# Question about the Fundamental Theorem of Calculus with variable integration limit

If $$F(x)=\int_2^{x^3}\sqrt{t^2+t^4}dt$$

a.) The integral of $$F(x)$$ is $$3x^2\sqrt{x^2+x^4}$$.

b.) The derivative of $$F(x)$$ does not exist.

c.) $$F'(x)=3x^2\sqrt{x^6+x^{12}}$$.

I can't seem to find the answer. I found that $$F(x)=\int_2^{x^3}\sqrt{t^2+t^4}dt= \frac{(x^6+1)^{3/2}}{3}-\frac{5 \sqrt{5}}{3}$$

and $$\frac{d}{dx}F(x)=\int_2^{x^3}\sqrt{t^2+t^4}dt=3x^5\sqrt{x^6+1}$$

so, to me the answer is not provided. Any help would be much appreciated.

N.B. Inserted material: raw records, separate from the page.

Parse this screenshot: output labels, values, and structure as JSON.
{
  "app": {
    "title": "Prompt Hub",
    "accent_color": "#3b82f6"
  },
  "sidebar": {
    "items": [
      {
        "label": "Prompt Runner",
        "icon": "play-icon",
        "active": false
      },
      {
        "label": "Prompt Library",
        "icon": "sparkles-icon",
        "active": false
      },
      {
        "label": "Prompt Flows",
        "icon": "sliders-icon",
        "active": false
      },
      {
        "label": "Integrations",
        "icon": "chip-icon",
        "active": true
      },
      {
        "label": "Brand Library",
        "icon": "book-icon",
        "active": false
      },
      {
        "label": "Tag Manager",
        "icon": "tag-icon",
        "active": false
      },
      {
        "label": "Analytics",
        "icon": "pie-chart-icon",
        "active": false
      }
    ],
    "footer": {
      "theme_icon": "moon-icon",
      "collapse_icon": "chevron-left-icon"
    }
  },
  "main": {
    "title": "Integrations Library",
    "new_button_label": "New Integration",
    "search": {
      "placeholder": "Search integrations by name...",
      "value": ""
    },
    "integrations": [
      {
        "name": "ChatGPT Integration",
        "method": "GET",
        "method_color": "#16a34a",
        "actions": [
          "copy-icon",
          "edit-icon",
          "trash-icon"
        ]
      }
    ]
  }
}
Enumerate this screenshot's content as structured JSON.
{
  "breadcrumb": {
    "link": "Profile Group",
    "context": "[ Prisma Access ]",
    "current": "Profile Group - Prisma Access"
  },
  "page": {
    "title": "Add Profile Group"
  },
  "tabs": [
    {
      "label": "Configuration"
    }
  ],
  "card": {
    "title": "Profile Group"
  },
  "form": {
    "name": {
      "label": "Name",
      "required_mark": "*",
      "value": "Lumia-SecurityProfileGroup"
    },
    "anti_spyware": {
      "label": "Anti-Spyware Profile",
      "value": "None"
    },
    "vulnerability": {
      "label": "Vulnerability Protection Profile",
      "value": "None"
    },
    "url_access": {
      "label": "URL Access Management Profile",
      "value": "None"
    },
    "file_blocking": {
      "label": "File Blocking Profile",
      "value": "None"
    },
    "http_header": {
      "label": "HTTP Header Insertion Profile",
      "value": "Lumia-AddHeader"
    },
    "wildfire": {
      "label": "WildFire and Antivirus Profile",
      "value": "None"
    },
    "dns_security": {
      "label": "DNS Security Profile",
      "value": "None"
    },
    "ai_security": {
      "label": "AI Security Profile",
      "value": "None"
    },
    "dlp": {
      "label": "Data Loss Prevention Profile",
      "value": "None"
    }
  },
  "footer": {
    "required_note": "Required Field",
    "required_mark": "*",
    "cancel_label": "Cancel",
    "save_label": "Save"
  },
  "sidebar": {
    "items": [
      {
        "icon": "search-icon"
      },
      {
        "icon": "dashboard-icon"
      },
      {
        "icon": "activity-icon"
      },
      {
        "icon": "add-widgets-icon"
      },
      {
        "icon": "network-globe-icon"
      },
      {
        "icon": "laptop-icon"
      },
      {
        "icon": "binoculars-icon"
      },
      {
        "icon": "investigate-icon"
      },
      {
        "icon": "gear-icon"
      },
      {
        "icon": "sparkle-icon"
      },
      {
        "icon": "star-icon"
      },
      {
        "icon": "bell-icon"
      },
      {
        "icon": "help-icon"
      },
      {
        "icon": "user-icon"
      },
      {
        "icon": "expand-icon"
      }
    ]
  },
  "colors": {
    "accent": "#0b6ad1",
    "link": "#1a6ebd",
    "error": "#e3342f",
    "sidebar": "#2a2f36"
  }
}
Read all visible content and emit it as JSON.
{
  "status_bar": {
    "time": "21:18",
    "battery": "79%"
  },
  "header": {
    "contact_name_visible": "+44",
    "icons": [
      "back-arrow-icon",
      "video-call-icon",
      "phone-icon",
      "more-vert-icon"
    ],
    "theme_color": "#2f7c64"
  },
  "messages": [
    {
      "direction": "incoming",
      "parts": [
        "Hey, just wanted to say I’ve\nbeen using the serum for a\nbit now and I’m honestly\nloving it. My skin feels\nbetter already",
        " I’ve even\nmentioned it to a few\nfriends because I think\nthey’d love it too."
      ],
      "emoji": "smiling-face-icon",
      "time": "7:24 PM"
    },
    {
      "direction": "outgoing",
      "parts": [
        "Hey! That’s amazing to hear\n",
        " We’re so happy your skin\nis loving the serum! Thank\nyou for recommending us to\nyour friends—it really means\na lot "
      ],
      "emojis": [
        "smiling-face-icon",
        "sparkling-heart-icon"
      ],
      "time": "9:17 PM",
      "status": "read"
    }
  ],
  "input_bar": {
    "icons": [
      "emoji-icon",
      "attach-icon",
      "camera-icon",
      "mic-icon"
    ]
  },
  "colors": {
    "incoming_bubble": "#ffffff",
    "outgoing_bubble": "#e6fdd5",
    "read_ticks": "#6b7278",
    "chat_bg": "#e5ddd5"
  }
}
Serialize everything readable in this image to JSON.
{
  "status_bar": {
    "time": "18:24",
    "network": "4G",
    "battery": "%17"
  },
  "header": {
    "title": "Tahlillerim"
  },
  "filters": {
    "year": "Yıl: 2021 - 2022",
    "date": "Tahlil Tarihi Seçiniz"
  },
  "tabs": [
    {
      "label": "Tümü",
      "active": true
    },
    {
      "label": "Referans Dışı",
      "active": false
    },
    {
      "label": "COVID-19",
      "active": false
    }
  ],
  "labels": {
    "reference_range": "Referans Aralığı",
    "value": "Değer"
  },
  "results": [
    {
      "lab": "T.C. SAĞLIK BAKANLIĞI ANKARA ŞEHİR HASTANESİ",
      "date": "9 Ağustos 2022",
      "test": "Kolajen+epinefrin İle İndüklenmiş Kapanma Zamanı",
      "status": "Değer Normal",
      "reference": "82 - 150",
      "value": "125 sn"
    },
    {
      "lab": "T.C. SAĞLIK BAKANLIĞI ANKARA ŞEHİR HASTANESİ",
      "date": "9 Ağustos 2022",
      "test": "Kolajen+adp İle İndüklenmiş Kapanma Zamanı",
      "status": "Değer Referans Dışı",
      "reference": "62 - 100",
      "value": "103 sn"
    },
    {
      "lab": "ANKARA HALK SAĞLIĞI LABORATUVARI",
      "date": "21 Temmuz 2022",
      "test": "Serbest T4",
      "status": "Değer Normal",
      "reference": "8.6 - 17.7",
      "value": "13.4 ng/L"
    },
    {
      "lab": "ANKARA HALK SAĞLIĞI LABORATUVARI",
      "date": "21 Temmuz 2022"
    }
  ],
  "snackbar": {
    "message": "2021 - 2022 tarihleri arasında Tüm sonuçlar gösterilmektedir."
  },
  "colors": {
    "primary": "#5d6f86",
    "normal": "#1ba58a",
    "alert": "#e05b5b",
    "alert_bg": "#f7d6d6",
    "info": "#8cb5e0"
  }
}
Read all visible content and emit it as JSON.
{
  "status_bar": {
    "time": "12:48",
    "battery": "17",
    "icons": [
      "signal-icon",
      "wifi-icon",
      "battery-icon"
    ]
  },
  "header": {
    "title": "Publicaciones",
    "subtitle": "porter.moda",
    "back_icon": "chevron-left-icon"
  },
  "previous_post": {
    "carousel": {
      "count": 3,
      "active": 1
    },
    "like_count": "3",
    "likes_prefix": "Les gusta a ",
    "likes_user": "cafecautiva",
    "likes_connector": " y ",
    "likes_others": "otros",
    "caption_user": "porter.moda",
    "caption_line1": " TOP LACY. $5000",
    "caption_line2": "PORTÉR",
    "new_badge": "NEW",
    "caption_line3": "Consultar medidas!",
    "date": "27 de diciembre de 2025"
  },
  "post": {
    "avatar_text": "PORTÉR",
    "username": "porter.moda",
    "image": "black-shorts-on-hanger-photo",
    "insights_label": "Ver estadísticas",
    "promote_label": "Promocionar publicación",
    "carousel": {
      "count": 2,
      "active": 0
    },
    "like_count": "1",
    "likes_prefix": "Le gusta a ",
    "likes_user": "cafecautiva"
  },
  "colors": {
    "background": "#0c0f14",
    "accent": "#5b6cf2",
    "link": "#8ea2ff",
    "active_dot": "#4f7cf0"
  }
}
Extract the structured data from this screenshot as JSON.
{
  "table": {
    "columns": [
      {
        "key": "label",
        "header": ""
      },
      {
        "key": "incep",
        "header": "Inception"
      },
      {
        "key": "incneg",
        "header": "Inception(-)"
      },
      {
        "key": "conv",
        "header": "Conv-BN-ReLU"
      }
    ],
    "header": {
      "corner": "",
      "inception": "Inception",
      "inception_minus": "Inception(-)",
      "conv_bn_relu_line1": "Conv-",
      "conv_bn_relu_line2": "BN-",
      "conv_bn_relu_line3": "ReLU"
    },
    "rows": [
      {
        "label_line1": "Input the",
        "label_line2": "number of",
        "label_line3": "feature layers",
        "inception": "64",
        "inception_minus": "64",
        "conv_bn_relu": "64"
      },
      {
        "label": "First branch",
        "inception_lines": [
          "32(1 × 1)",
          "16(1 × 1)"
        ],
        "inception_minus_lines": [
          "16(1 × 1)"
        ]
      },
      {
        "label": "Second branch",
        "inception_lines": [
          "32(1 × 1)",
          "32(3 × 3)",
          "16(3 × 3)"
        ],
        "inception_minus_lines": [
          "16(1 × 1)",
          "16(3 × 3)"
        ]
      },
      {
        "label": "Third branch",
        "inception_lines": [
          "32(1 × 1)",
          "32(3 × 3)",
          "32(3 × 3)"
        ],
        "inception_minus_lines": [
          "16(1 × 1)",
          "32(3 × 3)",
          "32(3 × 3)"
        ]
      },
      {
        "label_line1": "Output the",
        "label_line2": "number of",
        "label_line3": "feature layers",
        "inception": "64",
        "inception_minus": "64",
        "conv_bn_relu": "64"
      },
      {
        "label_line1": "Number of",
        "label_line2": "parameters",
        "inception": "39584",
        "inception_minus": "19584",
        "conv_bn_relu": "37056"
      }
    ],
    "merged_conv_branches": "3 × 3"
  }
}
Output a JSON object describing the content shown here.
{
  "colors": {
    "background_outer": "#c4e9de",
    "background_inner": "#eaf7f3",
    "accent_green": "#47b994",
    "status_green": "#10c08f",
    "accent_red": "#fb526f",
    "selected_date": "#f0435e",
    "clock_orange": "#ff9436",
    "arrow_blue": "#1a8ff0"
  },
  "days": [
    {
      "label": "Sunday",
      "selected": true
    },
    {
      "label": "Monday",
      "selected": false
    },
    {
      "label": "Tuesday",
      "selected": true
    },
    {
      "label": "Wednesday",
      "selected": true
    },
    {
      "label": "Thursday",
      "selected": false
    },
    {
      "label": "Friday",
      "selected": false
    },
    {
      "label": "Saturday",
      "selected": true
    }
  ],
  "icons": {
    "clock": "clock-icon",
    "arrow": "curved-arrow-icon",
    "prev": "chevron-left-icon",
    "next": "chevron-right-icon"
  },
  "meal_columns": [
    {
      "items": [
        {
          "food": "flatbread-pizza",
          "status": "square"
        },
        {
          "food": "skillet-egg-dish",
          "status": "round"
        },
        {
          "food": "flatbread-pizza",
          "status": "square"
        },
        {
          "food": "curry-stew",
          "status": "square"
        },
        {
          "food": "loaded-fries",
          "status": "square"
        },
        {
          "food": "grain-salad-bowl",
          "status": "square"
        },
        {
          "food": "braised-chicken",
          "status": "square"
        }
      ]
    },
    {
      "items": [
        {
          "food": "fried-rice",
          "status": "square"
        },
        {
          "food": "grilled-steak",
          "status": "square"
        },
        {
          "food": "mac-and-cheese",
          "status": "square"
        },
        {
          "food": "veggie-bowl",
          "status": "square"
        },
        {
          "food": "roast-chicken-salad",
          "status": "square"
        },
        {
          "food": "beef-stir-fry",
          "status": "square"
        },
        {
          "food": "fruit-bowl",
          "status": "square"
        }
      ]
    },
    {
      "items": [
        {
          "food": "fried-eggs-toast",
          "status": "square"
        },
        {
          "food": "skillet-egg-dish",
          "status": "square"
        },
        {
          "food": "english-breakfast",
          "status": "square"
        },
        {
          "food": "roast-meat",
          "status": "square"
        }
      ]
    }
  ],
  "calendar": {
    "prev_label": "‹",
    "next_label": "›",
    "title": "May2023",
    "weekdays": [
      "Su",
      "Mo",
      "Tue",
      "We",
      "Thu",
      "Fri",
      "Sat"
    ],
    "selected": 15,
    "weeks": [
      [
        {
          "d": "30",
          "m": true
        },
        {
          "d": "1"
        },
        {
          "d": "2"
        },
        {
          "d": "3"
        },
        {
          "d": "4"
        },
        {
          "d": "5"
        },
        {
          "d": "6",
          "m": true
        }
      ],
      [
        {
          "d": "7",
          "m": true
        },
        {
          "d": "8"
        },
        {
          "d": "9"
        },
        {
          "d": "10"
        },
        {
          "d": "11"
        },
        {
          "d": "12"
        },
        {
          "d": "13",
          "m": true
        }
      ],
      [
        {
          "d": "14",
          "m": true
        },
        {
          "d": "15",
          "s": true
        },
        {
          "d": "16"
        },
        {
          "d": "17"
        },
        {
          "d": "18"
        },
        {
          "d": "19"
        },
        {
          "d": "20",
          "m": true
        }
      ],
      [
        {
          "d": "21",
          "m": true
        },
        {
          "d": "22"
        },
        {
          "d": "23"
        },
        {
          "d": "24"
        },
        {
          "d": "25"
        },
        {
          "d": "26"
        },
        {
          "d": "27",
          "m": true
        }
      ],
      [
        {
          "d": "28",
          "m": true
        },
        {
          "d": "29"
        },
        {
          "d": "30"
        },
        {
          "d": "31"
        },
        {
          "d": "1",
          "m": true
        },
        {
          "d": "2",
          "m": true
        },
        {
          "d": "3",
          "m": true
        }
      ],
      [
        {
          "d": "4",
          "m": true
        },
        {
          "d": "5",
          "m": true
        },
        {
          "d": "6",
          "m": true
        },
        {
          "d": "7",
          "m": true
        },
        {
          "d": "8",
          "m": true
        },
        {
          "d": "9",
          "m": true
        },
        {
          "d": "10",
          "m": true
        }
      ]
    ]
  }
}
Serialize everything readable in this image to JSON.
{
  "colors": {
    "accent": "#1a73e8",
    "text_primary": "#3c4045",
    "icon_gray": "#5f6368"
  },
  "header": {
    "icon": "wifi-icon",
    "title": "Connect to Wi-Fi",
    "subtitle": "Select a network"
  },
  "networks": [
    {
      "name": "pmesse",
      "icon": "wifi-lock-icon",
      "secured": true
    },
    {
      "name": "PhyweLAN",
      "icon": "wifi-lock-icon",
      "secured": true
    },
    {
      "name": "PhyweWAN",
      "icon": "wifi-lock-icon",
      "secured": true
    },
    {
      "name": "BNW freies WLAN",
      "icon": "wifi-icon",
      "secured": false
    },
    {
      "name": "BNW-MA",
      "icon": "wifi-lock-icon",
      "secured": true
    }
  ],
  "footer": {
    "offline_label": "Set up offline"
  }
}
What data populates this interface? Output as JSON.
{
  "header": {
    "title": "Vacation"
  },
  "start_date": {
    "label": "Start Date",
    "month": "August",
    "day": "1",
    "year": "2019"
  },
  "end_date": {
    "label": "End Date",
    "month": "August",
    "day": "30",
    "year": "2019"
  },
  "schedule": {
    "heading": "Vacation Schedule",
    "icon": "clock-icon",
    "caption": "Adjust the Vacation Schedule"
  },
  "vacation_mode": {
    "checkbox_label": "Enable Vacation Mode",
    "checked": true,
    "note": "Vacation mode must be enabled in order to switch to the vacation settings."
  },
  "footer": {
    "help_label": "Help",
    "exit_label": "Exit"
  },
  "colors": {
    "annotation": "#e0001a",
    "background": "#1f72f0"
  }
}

• Please think about why you think you found a closed form expression for $F$. That integral has no nice answer - the problem is really about the FTC. What you've written suggests that there's some algebra you got wrong, independent of calculus. Feb 21, 2019 at 23:37

Let's say $$G(x)$$ is an antiderivative of $$\sqrt{x^2+x^4}$$. (we know about its existence from the fundamental theorem of calculus). So now from Newton-Leibniz formula we have $$F(x)=G(x^3)-G(2)$$. Now if we differentiate by $$x$$ using the chain rule we get:

$$F'(x)=3x^2G'(x^3)=3x^2\sqrt{x^6+x^{12}}$$

• Thank you Mark! Feb 21, 2019 at 18:17

Hint: If $$F(x)= \int_a^{g(x)} f(t) dt$$ , then $$F’(x) = f(g(x))g’(x)$$

• Thank you Jose! Feb 21, 2019 at 18:17
• Your welcome, notice that with this method is not necessary to calculate an undefined integral, which is useful because is not always possible (see $\int e^{-x^2} dx$) @RyanPennell Feb 21, 2019 at 18:57

By the way, aside from the good answers provided by Mark and JoseSquare, note that you actually did compute $$F(x)$$ and $$F'(x)$$ correctly! The result you obtained for $$F'(x)$$ is equivalent to the expression given in choice (c).

• I believe the OP's answer for $F'(x)$ is only the same as choice (c) when $x\ge0$... Feb 22, 2019 at 2:08